Records from a data source:
═══

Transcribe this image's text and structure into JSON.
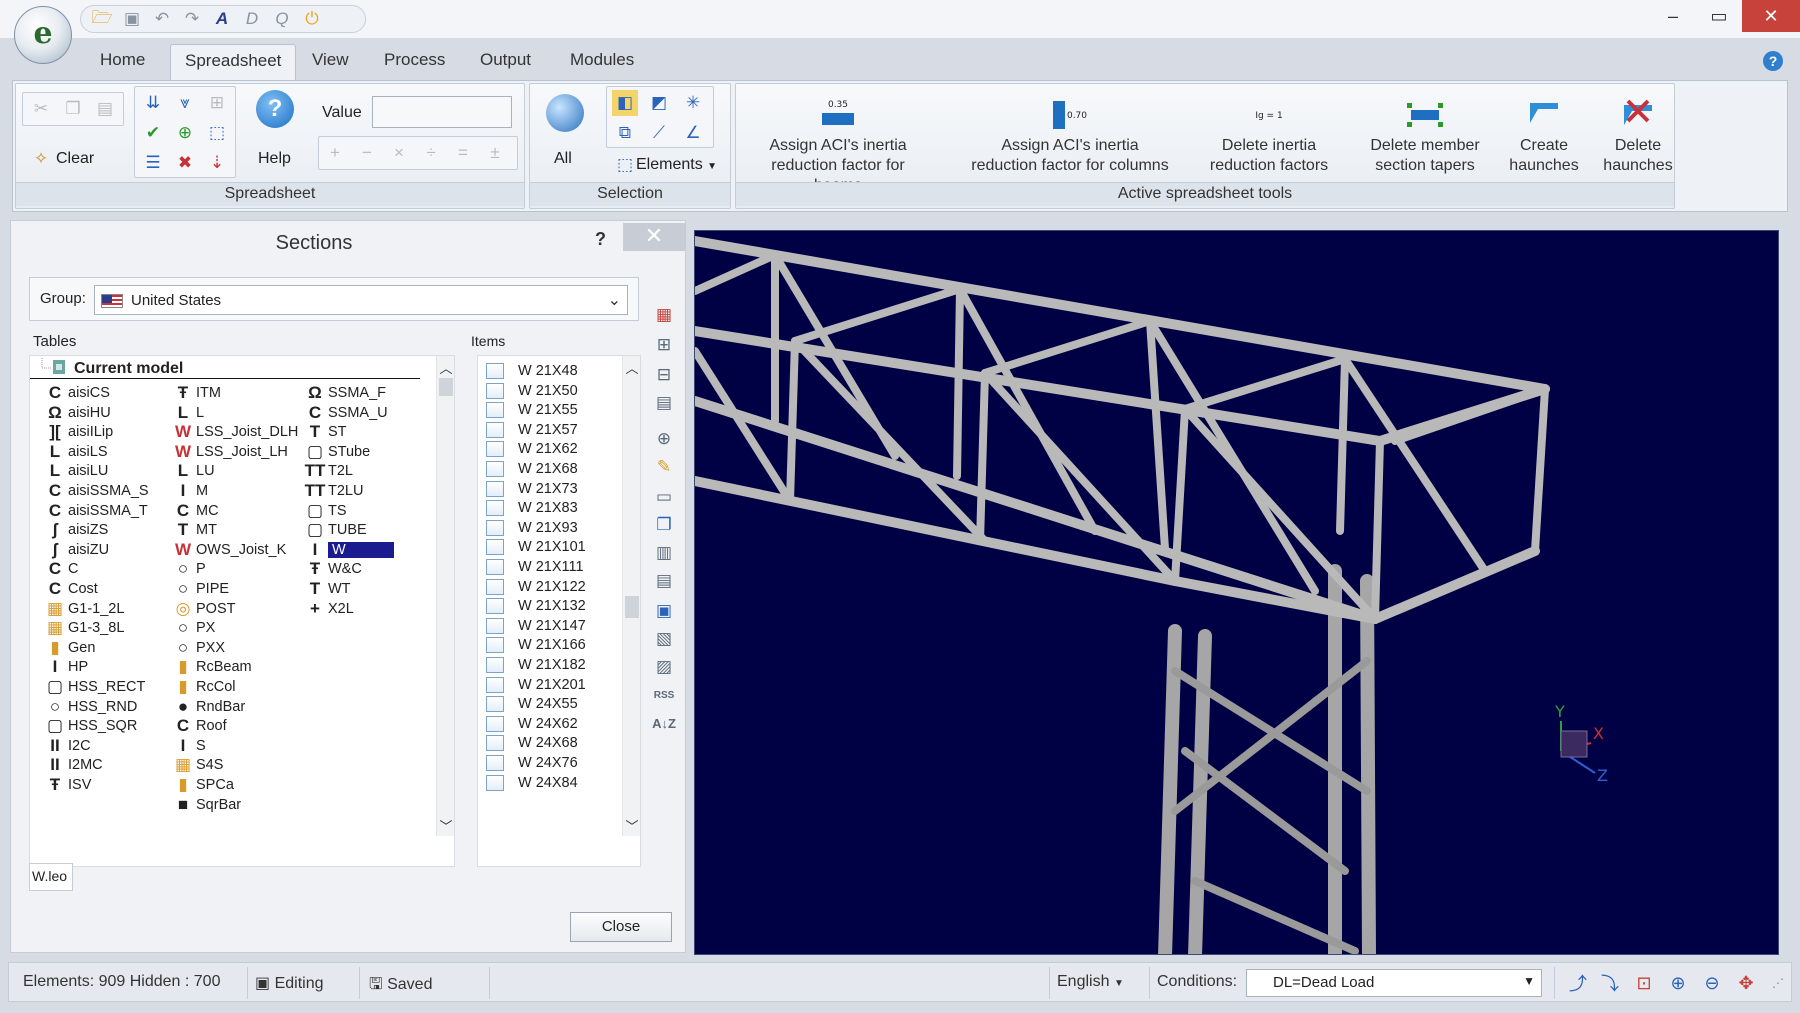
{
  "quick_access": {
    "icons": [
      "folder-open-icon",
      "save-icon",
      "undo-icon",
      "redo-icon",
      "font-icon",
      "text-icon",
      "search-icon",
      "power-icon"
    ]
  },
  "tabs": [
    {
      "label": "Home"
    },
    {
      "label": "Spreadsheet"
    },
    {
      "label": "View"
    },
    {
      "label": "Process"
    },
    {
      "label": "Output"
    },
    {
      "label": "Modules"
    }
  ],
  "ribbon": {
    "clear_label": "Clear",
    "help_label": "Help",
    "value_label": "Value",
    "value_input": "",
    "spreadsheet_group": "Spreadsheet",
    "all_label": "All",
    "elements_label": "Elements",
    "selection_group": "Selection",
    "active_group": "Active spreadsheet tools",
    "tools": [
      {
        "line1": "Assign ACI's inertia",
        "line2": "reduction factor for beams",
        "icon_text": "0.35"
      },
      {
        "line1": "Assign ACI's inertia",
        "line2": "reduction factor for columns",
        "icon_text": "0.70"
      },
      {
        "line1": "Delete inertia",
        "line2": "reduction factors",
        "icon_text": "Ig = 1"
      },
      {
        "line1": "Delete member",
        "line2": "section tapers",
        "icon_text": ""
      },
      {
        "line1": "Create",
        "line2": "haunches",
        "icon_text": ""
      },
      {
        "line1": "Delete",
        "line2": "haunches",
        "icon_text": ""
      }
    ]
  },
  "sections_panel": {
    "title": "Sections",
    "help": "?",
    "close_x": "✕",
    "group_label": "Group:",
    "group_value": "United States",
    "tables_label": "Tables",
    "items_label": "Items",
    "current_model": "Current model",
    "col1": [
      {
        "glyph": "C",
        "label": "aisiCS"
      },
      {
        "glyph": "Ω",
        "label": "aisiHU"
      },
      {
        "glyph": "][",
        "label": "aisiILip"
      },
      {
        "glyph": "L",
        "label": "aisiLS"
      },
      {
        "glyph": "L",
        "label": "aisiLU"
      },
      {
        "glyph": "C",
        "label": "aisiSSMA_S"
      },
      {
        "glyph": "C",
        "label": "aisiSSMA_T"
      },
      {
        "glyph": "ʃ",
        "label": "aisiZS"
      },
      {
        "glyph": "ʃ",
        "label": "aisiZU"
      },
      {
        "glyph": "C",
        "label": "C"
      },
      {
        "glyph": "C",
        "label": "Cost"
      },
      {
        "glyph": "▦",
        "label": "G1-1_2L"
      },
      {
        "glyph": "▦",
        "label": "G1-3_8L"
      },
      {
        "glyph": "▮",
        "label": "Gen"
      },
      {
        "glyph": "I",
        "label": "HP"
      },
      {
        "glyph": "▢",
        "label": "HSS_RECT"
      },
      {
        "glyph": "○",
        "label": "HSS_RND"
      },
      {
        "glyph": "▢",
        "label": "HSS_SQR"
      },
      {
        "glyph": "II",
        "label": "I2C"
      },
      {
        "glyph": "II",
        "label": "I2MC"
      },
      {
        "glyph": "Ŧ",
        "label": "ISV"
      }
    ],
    "col2": [
      {
        "glyph": "Ŧ",
        "label": "ITM"
      },
      {
        "glyph": "L",
        "label": "L"
      },
      {
        "glyph": "W",
        "label": "LSS_Joist_DLH"
      },
      {
        "glyph": "W",
        "label": "LSS_Joist_LH"
      },
      {
        "glyph": "L",
        "label": "LU"
      },
      {
        "glyph": "I",
        "label": "M"
      },
      {
        "glyph": "C",
        "label": "MC"
      },
      {
        "glyph": "T",
        "label": "MT"
      },
      {
        "glyph": "W",
        "label": "OWS_Joist_K"
      },
      {
        "glyph": "○",
        "label": "P"
      },
      {
        "glyph": "○",
        "label": "PIPE"
      },
      {
        "glyph": "◎",
        "label": "POST"
      },
      {
        "glyph": "○",
        "label": "PX"
      },
      {
        "glyph": "○",
        "label": "PXX"
      },
      {
        "glyph": "▮",
        "label": "RcBeam"
      },
      {
        "glyph": "▮",
        "label": "RcCol"
      },
      {
        "glyph": "●",
        "label": "RndBar"
      },
      {
        "glyph": "C",
        "label": "Roof"
      },
      {
        "glyph": "I",
        "label": "S"
      },
      {
        "glyph": "▦",
        "label": "S4S"
      },
      {
        "glyph": "▮",
        "label": "SPCa"
      },
      {
        "glyph": "■",
        "label": "SqrBar"
      }
    ],
    "col3": [
      {
        "glyph": "Ω",
        "label": "SSMA_F"
      },
      {
        "glyph": "C",
        "label": "SSMA_U"
      },
      {
        "glyph": "T",
        "label": "ST"
      },
      {
        "glyph": "▢",
        "label": "STube"
      },
      {
        "glyph": "TT",
        "label": "T2L"
      },
      {
        "glyph": "TT",
        "label": "T2LU"
      },
      {
        "glyph": "▢",
        "label": "TS"
      },
      {
        "glyph": "▢",
        "label": "TUBE"
      },
      {
        "glyph": "I",
        "label": "W",
        "selected": true
      },
      {
        "glyph": "Ŧ",
        "label": "W&C"
      },
      {
        "glyph": "T",
        "label": "WT"
      },
      {
        "glyph": "+",
        "label": "X2L"
      }
    ],
    "items": [
      "W 21X48",
      "W 21X50",
      "W 21X55",
      "W 21X57",
      "W 21X62",
      "W 21X68",
      "W 21X73",
      "W 21X83",
      "W 21X93",
      "W 21X101",
      "W 21X111",
      "W 21X122",
      "W 21X132",
      "W 21X147",
      "W 21X166",
      "W 21X182",
      "W 21X201",
      "W 24X55",
      "W 24X62",
      "W 24X68",
      "W 24X76",
      "W 24X84"
    ],
    "file_name": "W.leo",
    "close_button": "Close"
  },
  "viewport": {
    "axis_y": "Y",
    "axis_x": "X",
    "axis_z": "Z"
  },
  "status_bar": {
    "elements": "Elements: 909  Hidden : 700",
    "editing": "Editing",
    "saved": "Saved",
    "language": "English",
    "conditions_label": "Conditions:",
    "conditions_value": "DL=Dead Load"
  },
  "colors": {
    "viewport_bg": "#000045",
    "member": "#c8c8c8",
    "selected_row": "#1a1b8f",
    "accent": "#2f7fcf",
    "window_close": "#c7423a"
  }
}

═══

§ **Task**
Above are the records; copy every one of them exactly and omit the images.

§ **Answer to this task**
Transcribe this image's text and structure into JSON.
{
  "quick_access": {
    "icons": [
      "folder-open-icon",
      "save-icon",
      "undo-icon",
      "redo-icon",
      "font-icon",
      "text-icon",
      "search-icon",
      "power-icon"
    ]
  },
  "tabs": [
    {
      "label": "Home"
    },
    {
      "label": "Spreadsheet"
    },
    {
      "label": "View"
    },
    {
      "label": "Process"
    },
    {
      "label": "Output"
    },
    {
      "label": "Modules"
    }
  ],
  "ribbon": {
    "clear_label": "Clear",
    "help_label": "Help",
    "value_label": "Value",
    "value_input": "",
    "spreadsheet_group": "Spreadsheet",
    "all_label": "All",
    "elements_label": "Elements",
    "selection_group": "Selection",
    "active_group": "Active spreadsheet tools",
    "tools": [
      {
        "line1": "Assign ACI's inertia",
        "line2": "reduction factor for beams",
        "icon_text": "0.35"
      },
      {
        "line1": "Assign ACI's inertia",
        "line2": "reduction factor for columns",
        "icon_text": "0.70"
      },
      {
        "line1": "Delete inertia",
        "line2": "reduction factors",
        "icon_text": "Ig = 1"
      },
      {
        "line1": "Delete member",
        "line2": "section tapers",
        "icon_text": ""
      },
      {
        "line1": "Create",
        "line2": "haunches",
        "icon_text": ""
      },
      {
        "line1": "Delete",
        "line2": "haunches",
        "icon_text": ""
      }
    ]
  },
  "sections_panel": {
    "title": "Sections",
    "help": "?",
    "close_x": "✕",
    "group_label": "Group:",
    "group_value": "United States",
    "tables_label": "Tables",
    "items_label": "Items",
    "current_model": "Current model",
    "col1": [
      {
        "glyph": "C",
        "label": "aisiCS"
      },
      {
        "glyph": "Ω",
        "label": "aisiHU"
      },
      {
        "glyph": "][",
        "label": "aisiILip"
      },
      {
        "glyph": "L",
        "label": "aisiLS"
      },
      {
        "glyph": "L",
        "label": "aisiLU"
      },
      {
        "glyph": "C",
        "label": "aisiSSMA_S"
      },
      {
        "glyph": "C",
        "label": "aisiSSMA_T"
      },
      {
        "glyph": "ʃ",
        "label": "aisiZS"
      },
      {
        "glyph": "ʃ",
        "label": "aisiZU"
      },
      {
        "glyph": "C",
        "label": "C"
      },
      {
        "glyph": "C",
        "label": "Cost"
      },
      {
        "glyph": "▦",
        "label": "G1-1_2L"
      },
      {
        "glyph": "▦",
        "label": "G1-3_8L"
      },
      {
        "glyph": "▮",
        "label": "Gen"
      },
      {
        "glyph": "I",
        "label": "HP"
      },
      {
        "glyph": "▢",
        "label": "HSS_RECT"
      },
      {
        "glyph": "○",
        "label": "HSS_RND"
      },
      {
        "glyph": "▢",
        "label": "HSS_SQR"
      },
      {
        "glyph": "II",
        "label": "I2C"
      },
      {
        "glyph": "II",
        "label": "I2MC"
      },
      {
        "glyph": "Ŧ",
        "label": "ISV"
      }
    ],
    "col2": [
      {
        "glyph": "Ŧ",
        "label": "ITM"
      },
      {
        "glyph": "L",
        "label": "L"
      },
      {
        "glyph": "W",
        "label": "LSS_Joist_DLH"
      },
      {
        "glyph": "W",
        "label": "LSS_Joist_LH"
      },
      {
        "glyph": "L",
        "label": "LU"
      },
      {
        "glyph": "I",
        "label": "M"
      },
      {
        "glyph": "C",
        "label": "MC"
      },
      {
        "glyph": "T",
        "label": "MT"
      },
      {
        "glyph": "W",
        "label": "OWS_Joist_K"
      },
      {
        "glyph": "○",
        "label": "P"
      },
      {
        "glyph": "○",
        "label": "PIPE"
      },
      {
        "glyph": "◎",
        "label": "POST"
      },
      {
        "glyph": "○",
        "label": "PX"
      },
      {
        "glyph": "○",
        "label": "PXX"
      },
      {
        "glyph": "▮",
        "label": "RcBeam"
      },
      {
        "glyph": "▮",
        "label": "RcCol"
      },
      {
        "glyph": "●",
        "label": "RndBar"
      },
      {
        "glyph": "C",
        "label": "Roof"
      },
      {
        "glyph": "I",
        "label": "S"
      },
      {
        "glyph": "▦",
        "label": "S4S"
      },
      {
        "glyph": "▮",
        "label": "SPCa"
      },
      {
        "glyph": "■",
        "label": "SqrBar"
      }
    ],
    "col3": [
      {
        "glyph": "Ω",
        "label": "SSMA_F"
      },
      {
        "glyph": "C",
        "label": "SSMA_U"
      },
      {
        "glyph": "T",
        "label": "ST"
      },
      {
        "glyph": "▢",
        "label": "STube"
      },
      {
        "glyph": "TT",
        "label": "T2L"
      },
      {
        "glyph": "TT",
        "label": "T2LU"
      },
      {
        "glyph": "▢",
        "label": "TS"
      },
      {
        "glyph": "▢",
        "label": "TUBE"
      },
      {
        "glyph": "I",
        "label": "W",
        "selected": true
      },
      {
        "glyph": "Ŧ",
        "label": "W&C"
      },
      {
        "glyph": "T",
        "label": "WT"
      },
      {
        "glyph": "+",
        "label": "X2L"
      }
    ],
    "items": [
      "W 21X48",
      "W 21X50",
      "W 21X55",
      "W 21X57",
      "W 21X62",
      "W 21X68",
      "W 21X73",
      "W 21X83",
      "W 21X93",
      "W 21X101",
      "W 21X111",
      "W 21X122",
      "W 21X132",
      "W 21X147",
      "W 21X166",
      "W 21X182",
      "W 21X201",
      "W 24X55",
      "W 24X62",
      "W 24X68",
      "W 24X76",
      "W 24X84"
    ],
    "file_name": "W.leo",
    "close_button": "Close"
  },
  "viewport": {
    "axis_y": "Y",
    "axis_x": "X",
    "axis_z": "Z"
  },
  "status_bar": {
    "elements": "Elements: 909  Hidden : 700",
    "editing": "Editing",
    "saved": "Saved",
    "language": "English",
    "conditions_label": "Conditions:",
    "conditions_value": "DL=Dead Load"
  },
  "colors": {
    "viewport_bg": "#000045",
    "member": "#c8c8c8",
    "selected_row": "#1a1b8f",
    "accent": "#2f7fcf",
    "window_close": "#c7423a"
  }
}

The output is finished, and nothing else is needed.